My son has always slept in his crib in his own room. About two months ago he refused to sleep in his room or in his crib. Help!
DR. RUTHERFORD: Sometimes children will go through periods when they’re scared, especially in the dark when they’re alone by themselves. In fact, I think it’s a fairly normal stage.
MOLLY: This was submitted from a Mom in Kansas. She elaborated that her 2 year-old son needs to feel someone near him. “We have converted his crib into a toddler bed, but he still won’t sleep in his bed. He has to sleep with us. This even happens during the day also. He used to sleep fine in his crib for his naps, but now he has to fall asleep on the couch or floor as long as someone is there. I don’t know what to do anymore. So at this point all three of us (my husband, son and I) sleep in our bed. This just isn’t working for any of us.”
DR. RUTHERFORD: It sounds like, for whatever reason, he is needing reassurance that he’s not alone. One technique she could try is to substitute the real thing (meaning the parents) for a stuffed animal or two.
What she could say to the child is, “See this elephant? I’m going to put this elephant at the corner at the bottom of your bed and this elephant is going to watch over you all night and keep you safe while you’re sleeping in bed.”
I would give him a stuffed animal to hold while he’s sleeping –actually place it in his arms– and then I would put a larger one at the the bottom of the bed to be the night guard.
MOLLY: I was thinking that another thing she could do is pick out a night light together that he could leave on in his room. Or, what about if they checked for monsters together before a nap or before bedtime by opening all the closets together, checking under the bed, and taking a flashlight to the corners?
DR. RUTHERFORD: I would think she would want to ask him if he’s scared of something before doing that, because he may not be. If he is, that would be a good ritual to do together.
If he is scared of monsters or strangers in the night, a parent could even announce out loud that they are not welcome in that room and they need to clear out! The parent can even say it to the stuffed animal in front of the child. At this age, a child can’t tell the difference between fantasy and reality. If he believes the stuffed animals will protect him, that might be enough to settle his mind for sleep. I’ve seen this work over and over again.
MOLLY: Do the parents need to talk about how he needs to sleep in his own bed and not in mommy and daddy’s bed?
DR. RUTHERFORD: I wouldn’t even go there and would rather start with a transitional object first. A transitional object could be a blanket, of course, though I’ve seen it work really well with stuffed animals once children are verbal.

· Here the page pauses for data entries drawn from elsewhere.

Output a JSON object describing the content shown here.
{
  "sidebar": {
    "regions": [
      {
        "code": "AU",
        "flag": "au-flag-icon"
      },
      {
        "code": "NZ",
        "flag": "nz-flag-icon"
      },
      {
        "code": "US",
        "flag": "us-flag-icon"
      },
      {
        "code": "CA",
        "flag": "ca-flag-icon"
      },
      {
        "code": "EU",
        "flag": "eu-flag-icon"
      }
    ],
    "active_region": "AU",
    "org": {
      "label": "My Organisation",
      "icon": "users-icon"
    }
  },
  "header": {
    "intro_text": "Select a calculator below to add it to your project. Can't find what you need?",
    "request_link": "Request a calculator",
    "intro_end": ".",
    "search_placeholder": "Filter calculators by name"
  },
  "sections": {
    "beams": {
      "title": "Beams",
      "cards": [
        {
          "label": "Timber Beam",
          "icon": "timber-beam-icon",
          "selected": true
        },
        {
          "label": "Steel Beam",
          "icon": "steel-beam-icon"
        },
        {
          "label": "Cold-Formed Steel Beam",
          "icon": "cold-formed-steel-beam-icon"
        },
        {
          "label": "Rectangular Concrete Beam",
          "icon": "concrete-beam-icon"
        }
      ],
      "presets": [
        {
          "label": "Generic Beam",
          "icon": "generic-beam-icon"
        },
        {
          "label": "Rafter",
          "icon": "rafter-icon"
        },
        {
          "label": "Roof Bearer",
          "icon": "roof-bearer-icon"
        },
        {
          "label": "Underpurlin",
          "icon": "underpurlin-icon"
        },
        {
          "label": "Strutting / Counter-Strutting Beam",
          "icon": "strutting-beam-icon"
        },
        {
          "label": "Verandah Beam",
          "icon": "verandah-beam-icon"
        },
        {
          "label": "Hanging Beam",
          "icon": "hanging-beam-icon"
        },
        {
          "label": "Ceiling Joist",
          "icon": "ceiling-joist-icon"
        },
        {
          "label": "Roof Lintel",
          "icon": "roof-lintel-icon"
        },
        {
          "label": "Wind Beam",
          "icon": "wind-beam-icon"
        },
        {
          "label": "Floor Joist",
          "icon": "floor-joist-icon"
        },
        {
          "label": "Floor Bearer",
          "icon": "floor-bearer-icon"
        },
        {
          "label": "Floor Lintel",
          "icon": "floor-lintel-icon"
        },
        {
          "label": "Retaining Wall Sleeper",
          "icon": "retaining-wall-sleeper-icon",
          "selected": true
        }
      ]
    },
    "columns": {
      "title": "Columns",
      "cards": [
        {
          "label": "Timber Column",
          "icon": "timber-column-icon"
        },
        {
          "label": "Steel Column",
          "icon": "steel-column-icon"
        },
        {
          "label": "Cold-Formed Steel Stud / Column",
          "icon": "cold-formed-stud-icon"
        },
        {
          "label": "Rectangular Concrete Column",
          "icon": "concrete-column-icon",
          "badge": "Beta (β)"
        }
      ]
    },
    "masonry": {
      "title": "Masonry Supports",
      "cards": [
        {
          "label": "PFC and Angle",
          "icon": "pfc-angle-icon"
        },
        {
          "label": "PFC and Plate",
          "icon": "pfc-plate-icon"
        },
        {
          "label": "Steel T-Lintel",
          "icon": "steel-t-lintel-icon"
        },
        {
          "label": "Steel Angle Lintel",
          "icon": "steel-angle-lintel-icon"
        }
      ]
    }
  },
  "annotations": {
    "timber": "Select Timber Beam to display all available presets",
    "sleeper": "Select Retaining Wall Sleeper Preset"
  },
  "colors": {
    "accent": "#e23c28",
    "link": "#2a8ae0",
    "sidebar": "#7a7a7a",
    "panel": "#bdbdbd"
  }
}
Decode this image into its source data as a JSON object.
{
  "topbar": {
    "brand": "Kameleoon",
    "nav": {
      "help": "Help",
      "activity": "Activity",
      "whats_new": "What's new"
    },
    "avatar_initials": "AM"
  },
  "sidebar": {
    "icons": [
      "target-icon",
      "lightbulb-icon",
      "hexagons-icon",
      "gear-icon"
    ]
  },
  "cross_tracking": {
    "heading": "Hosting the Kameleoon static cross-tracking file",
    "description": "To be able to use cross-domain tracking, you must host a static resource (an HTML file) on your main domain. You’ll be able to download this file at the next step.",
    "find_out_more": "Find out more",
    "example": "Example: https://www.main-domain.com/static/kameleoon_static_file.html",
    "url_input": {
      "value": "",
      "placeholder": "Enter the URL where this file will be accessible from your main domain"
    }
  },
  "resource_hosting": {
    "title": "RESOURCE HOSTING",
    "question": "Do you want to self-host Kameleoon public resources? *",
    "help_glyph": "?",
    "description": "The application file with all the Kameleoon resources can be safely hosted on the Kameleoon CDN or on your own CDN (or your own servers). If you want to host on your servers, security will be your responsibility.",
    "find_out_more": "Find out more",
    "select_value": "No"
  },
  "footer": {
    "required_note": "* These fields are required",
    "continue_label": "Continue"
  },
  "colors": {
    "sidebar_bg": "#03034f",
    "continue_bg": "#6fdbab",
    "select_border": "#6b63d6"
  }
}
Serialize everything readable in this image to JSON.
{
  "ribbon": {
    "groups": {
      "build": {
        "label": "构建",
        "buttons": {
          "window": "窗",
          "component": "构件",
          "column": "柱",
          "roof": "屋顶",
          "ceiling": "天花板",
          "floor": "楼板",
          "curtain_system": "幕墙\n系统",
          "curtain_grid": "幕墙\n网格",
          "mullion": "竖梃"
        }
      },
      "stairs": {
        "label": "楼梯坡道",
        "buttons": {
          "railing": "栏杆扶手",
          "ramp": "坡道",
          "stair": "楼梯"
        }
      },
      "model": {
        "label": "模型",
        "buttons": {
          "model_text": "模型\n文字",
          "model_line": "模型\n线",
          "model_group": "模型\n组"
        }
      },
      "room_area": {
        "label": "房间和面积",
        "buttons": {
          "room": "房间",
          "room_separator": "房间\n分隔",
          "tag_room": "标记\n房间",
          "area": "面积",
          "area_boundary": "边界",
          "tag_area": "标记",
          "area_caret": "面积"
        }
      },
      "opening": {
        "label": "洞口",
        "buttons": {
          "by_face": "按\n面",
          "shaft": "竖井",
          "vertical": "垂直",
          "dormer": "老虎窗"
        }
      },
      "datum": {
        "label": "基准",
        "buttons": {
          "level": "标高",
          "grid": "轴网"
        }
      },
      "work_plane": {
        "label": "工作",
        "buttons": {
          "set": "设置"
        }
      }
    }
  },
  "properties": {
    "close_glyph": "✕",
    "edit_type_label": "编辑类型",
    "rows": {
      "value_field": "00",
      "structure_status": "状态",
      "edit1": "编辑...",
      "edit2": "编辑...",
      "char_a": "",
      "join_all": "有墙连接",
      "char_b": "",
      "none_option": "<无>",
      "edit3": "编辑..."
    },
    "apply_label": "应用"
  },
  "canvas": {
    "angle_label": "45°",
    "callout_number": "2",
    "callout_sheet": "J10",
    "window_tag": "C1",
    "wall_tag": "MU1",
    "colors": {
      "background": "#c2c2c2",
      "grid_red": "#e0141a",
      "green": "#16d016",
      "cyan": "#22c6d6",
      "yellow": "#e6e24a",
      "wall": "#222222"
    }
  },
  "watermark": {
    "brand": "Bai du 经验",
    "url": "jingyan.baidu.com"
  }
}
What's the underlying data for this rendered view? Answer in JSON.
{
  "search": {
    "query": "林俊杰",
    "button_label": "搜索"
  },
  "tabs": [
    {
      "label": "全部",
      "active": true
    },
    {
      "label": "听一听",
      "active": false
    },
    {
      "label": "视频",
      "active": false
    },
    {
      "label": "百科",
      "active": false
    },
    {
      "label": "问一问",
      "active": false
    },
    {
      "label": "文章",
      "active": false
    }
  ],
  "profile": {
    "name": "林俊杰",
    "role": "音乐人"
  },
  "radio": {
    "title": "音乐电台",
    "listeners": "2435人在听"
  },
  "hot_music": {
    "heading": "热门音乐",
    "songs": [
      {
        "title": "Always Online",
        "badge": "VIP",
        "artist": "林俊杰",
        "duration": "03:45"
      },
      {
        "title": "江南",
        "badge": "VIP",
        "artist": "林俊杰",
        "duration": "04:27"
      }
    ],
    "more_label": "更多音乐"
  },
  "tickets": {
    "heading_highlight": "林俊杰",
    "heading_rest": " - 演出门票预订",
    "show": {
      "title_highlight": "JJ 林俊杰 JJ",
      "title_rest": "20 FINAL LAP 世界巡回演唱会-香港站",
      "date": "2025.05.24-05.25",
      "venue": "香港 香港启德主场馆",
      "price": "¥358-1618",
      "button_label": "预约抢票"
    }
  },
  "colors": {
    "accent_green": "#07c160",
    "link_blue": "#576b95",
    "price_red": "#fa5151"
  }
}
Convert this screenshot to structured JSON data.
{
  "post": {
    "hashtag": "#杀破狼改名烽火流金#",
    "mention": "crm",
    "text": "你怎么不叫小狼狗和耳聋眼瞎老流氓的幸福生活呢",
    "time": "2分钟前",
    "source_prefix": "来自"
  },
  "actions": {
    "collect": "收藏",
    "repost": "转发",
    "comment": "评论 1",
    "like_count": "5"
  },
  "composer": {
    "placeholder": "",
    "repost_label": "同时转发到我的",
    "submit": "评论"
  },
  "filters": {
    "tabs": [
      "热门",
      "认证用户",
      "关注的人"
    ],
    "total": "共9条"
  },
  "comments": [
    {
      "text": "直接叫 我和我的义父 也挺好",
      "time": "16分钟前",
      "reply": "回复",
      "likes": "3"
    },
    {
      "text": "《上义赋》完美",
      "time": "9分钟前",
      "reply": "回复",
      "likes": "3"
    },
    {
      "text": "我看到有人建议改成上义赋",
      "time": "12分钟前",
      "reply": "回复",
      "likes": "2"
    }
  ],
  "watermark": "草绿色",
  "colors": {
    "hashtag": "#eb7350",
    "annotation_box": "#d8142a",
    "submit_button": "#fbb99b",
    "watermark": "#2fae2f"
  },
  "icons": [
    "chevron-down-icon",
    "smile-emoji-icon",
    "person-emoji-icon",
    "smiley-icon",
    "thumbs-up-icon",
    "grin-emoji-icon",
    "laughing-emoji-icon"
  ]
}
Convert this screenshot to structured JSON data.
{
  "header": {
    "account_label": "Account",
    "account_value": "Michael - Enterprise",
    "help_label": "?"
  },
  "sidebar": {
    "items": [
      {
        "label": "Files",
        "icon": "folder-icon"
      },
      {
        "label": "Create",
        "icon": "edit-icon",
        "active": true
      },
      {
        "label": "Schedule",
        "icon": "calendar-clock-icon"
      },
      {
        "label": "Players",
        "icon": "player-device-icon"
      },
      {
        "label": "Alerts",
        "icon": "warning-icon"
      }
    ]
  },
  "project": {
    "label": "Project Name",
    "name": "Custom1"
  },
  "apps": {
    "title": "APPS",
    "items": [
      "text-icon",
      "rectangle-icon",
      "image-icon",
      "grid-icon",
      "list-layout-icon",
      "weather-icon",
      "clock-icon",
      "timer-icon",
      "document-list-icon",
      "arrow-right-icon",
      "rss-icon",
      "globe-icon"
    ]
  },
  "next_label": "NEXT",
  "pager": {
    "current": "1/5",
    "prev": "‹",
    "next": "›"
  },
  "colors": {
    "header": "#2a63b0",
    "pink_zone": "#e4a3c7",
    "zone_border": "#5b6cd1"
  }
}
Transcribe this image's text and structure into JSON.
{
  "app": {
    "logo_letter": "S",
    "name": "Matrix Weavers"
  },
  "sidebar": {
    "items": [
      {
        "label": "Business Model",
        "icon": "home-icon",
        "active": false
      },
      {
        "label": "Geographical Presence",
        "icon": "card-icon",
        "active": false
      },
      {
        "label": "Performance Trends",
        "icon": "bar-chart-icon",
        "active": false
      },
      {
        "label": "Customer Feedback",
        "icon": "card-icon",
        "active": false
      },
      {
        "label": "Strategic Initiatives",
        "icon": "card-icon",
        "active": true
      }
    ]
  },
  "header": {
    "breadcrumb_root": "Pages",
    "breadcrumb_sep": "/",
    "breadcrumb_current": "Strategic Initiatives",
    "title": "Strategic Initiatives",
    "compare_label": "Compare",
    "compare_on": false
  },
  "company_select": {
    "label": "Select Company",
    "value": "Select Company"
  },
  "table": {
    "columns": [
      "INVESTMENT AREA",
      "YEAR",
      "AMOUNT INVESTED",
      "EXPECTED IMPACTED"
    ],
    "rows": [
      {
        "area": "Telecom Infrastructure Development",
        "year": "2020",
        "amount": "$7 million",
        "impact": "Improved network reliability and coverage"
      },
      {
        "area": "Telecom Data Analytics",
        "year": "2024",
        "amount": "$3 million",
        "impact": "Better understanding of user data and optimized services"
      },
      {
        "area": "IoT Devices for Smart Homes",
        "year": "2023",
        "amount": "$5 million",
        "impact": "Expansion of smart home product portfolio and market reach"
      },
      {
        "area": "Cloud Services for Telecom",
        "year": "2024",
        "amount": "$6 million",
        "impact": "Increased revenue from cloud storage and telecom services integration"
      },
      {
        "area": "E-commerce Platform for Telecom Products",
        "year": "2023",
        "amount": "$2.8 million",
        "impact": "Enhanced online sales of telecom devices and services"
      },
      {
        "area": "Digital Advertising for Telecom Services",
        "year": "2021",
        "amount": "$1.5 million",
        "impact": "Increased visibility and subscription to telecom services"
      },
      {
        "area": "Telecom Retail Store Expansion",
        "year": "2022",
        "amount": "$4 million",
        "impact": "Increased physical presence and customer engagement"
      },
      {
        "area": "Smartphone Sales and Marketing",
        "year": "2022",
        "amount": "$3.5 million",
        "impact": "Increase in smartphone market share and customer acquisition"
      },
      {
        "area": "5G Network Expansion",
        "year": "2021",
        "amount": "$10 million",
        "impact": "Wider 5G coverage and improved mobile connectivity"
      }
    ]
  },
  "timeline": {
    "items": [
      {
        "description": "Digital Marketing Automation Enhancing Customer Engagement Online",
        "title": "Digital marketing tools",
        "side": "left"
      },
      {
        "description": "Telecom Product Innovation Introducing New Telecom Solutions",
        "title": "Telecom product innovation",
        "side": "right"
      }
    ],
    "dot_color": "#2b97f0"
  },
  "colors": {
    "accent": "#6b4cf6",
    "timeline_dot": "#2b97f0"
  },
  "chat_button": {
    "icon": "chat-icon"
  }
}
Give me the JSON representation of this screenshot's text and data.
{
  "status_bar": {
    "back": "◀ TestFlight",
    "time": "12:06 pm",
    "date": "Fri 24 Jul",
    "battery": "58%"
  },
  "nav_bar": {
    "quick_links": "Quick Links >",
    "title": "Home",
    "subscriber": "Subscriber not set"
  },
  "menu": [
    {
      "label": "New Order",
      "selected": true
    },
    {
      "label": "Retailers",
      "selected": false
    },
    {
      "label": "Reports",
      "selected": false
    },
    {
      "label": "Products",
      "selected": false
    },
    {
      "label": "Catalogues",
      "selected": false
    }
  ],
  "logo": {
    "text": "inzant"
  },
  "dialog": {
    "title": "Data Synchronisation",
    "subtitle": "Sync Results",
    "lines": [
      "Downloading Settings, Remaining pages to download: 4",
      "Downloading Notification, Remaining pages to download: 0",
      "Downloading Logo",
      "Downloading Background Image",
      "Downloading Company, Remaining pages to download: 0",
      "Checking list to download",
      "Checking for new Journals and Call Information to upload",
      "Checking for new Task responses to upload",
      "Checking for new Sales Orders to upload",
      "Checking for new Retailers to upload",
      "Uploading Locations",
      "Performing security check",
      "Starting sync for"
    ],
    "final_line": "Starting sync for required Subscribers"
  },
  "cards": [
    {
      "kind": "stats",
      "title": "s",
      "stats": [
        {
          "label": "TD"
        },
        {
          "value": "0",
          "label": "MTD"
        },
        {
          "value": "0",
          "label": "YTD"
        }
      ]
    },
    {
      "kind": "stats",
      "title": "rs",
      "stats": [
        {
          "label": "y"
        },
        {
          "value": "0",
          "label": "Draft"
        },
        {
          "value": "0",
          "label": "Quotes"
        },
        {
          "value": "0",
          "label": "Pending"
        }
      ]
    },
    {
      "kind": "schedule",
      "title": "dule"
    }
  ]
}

MOLLY: Are there any long-term effects from using a transitional object during his stage of development?
DR. RUTHERFORD: I think transitional objects can be very beneficial as children begin to face the unknown of the world around them. Most people simply outgrow the need for the object and are able to self-soothe when necessary.